Data about app and page elements
··········

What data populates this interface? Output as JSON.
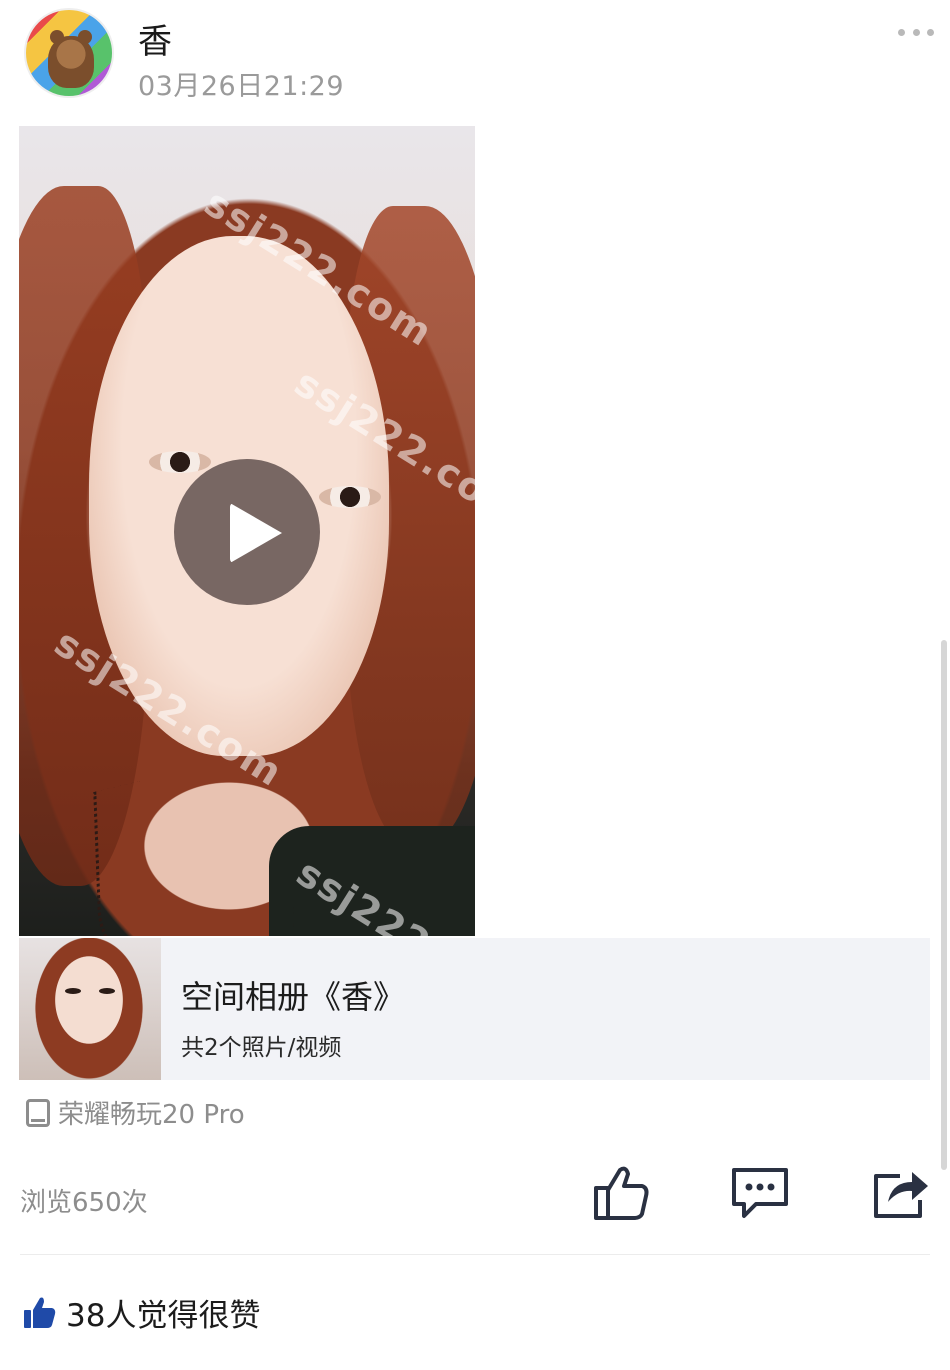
{
  "post": {
    "author": "香",
    "timestamp": "03月26日21:29",
    "more_icon": "more-dots-icon"
  },
  "video": {
    "watermark": "ssj222.com",
    "play_icon": "play-icon"
  },
  "album": {
    "title": "空间相册《香》",
    "count": "共2个照片/视频"
  },
  "device": {
    "icon": "phone-icon",
    "label": "荣耀畅玩20 Pro"
  },
  "stats": {
    "views": "浏览650次",
    "likes": "38人觉得很赞"
  },
  "actions": {
    "like_icon": "thumbs-up-icon",
    "comment_icon": "comment-icon",
    "share_icon": "share-icon"
  },
  "colors": {
    "text_primary": "#1c1c1c",
    "text_secondary": "#8d8d8d",
    "icon_dark": "#2a3142",
    "like_blue": "#1f4aa8",
    "card_bg": "#f2f3f7"
  }
}
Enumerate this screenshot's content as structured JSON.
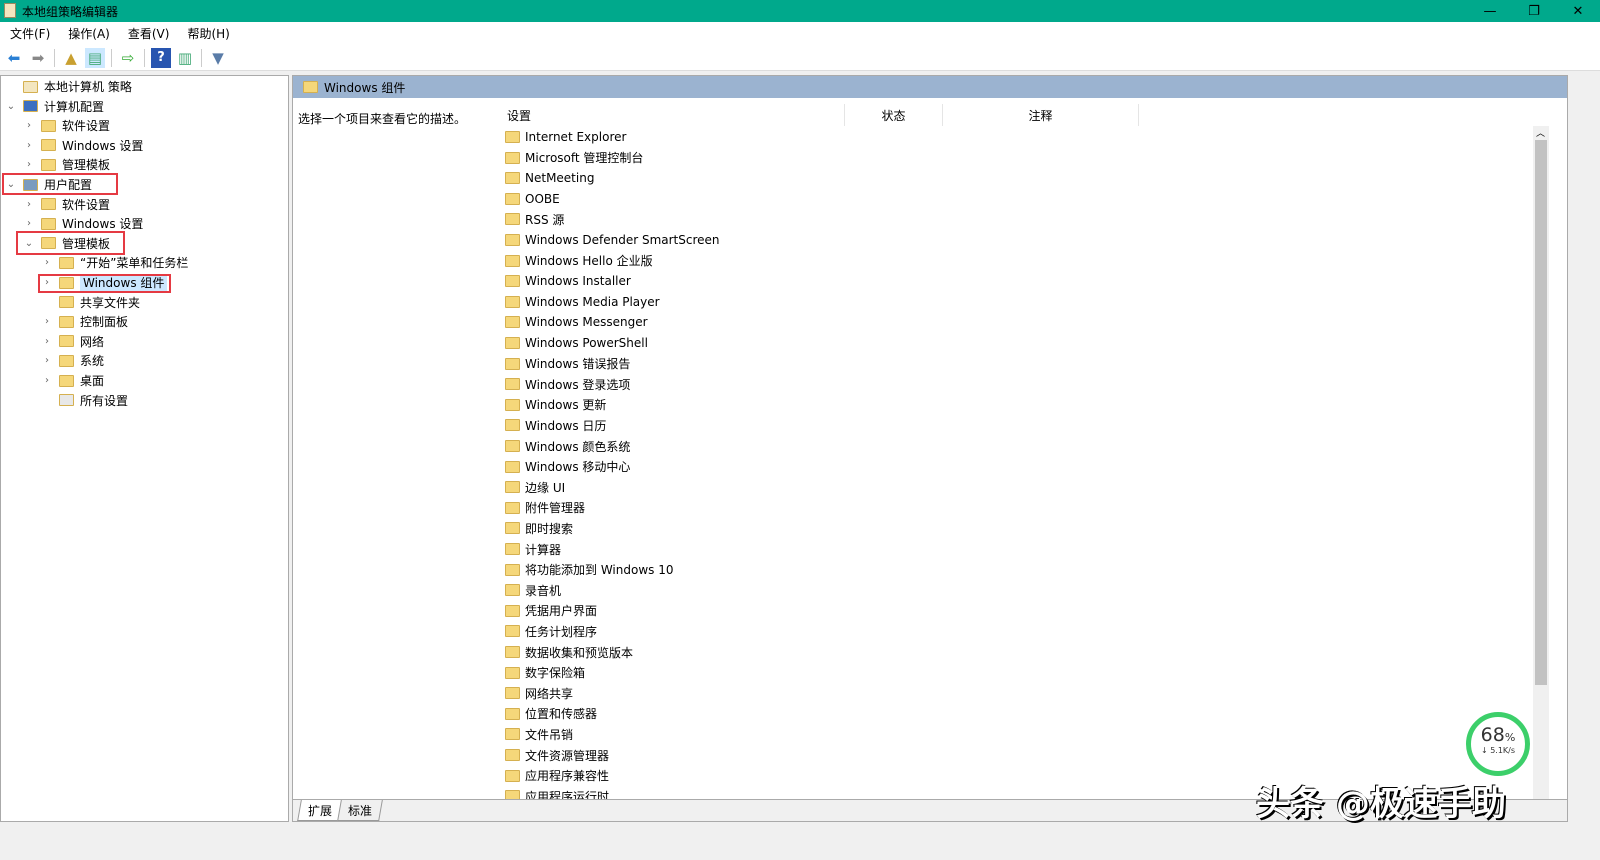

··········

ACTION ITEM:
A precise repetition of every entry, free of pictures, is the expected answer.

ANSWER TO THIS PROBLEM:
What data populates this interface? Output as JSON.
{
  "post": {
    "author": "香",
    "timestamp": "03月26日21:29",
    "more_icon": "more-dots-icon"
  },
  "video": {
    "watermark": "ssj222.com",
    "play_icon": "play-icon"
  },
  "album": {
    "title": "空间相册《香》",
    "count": "共2个照片/视频"
  },
  "device": {
    "icon": "phone-icon",
    "label": "荣耀畅玩20 Pro"
  },
  "stats": {
    "views": "浏览650次",
    "likes": "38人觉得很赞"
  },
  "actions": {
    "like_icon": "thumbs-up-icon",
    "comment_icon": "comment-icon",
    "share_icon": "share-icon"
  },
  "colors": {
    "text_primary": "#1c1c1c",
    "text_secondary": "#8d8d8d",
    "icon_dark": "#2a3142",
    "like_blue": "#1f4aa8",
    "card_bg": "#f2f3f7"
  }
}
Enumerate this screenshot's content as structured JSON.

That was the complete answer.